“Magnificat a 14″, Giovanni Gabrieli | The Green Mountain Project 2012
Following Gabrieli as music director at St. Mark’s Basilica, was Claudio Monteverdi (1567-1643), who also enjoyed considerable fame in his lifetime. Although he endured difficulty and tenuous employment in Mantua, Venice embraced his work, and was captivated by his music’s variety and brilliance. Monteverdi became maestro di cappella at St. Mark’s Basilica in 1613, and brought his plethora of musical forms to religious music on a monumental scale. His Magnificat from the larger work, “Vespro della Beata Vergine”, sometimes called “Vespers of 1610”, is an outstanding experience. Monteverdi’s Vespers is thought to have been his audition piece to secure his position at St. Mark’s, and this 90 minute work written for soloists, choir, and instruments is spectacular. The Magnificat itself is the final part of the Vespers, and is in 13 movements. Monteverdi uses an extraordinary number of styles ranging from plainchant to motets, psalms, virtuoso vocal ornamentation, and instrumental solos. Join Maestro John Elliot Gardiner as he talks about this work and it’s influence on his own career.
Vespro della beata vergine -C. Monteverdi -Documentary 1
Baroque = Vivaldi

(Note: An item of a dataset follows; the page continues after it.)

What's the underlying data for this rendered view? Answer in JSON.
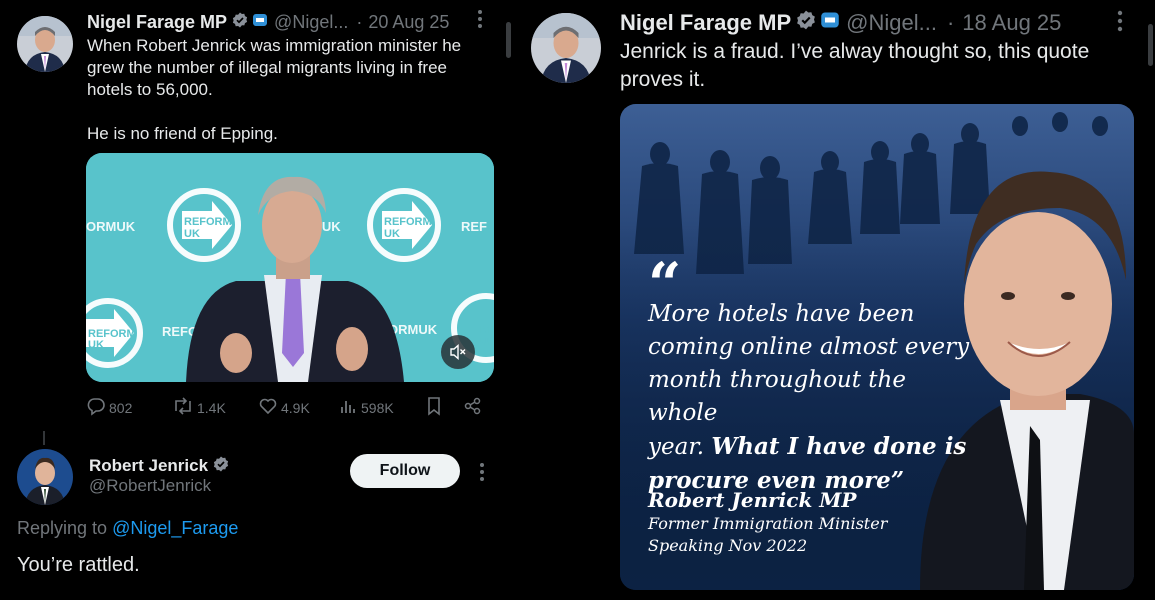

Ah, you say, but when I think of Venice, I think about Antonio Vivaldi. Indeed, Venice continued to be a center of European culture and a magnet for tourists even then, and who better to connect Baroque music with a modern-day audience than Antonio Vivaldi (1648-1741)? His father was a violinist in the Orchestra of St. Mark’s in Venice, but young Antonio went into the Priesthood, accepting a position teaching violin at the Ospedale della Pieta, a home for abandoned children. Known as “The Red Priest”, for the colour of his hair, Vivaldi became one of the Baroque era’s foremost composers, well-known throughout Europe in his time. Vivaldi composed most of his major works for the girls who received a musical education in the Ospedale’s renowned orchestra and choir. Make yourself a coffee and settle in for a delightful foray into the world of Vivaldi and the musical life at Ospedale della Pieta.
Vivaldi’s Women -BBC Documentary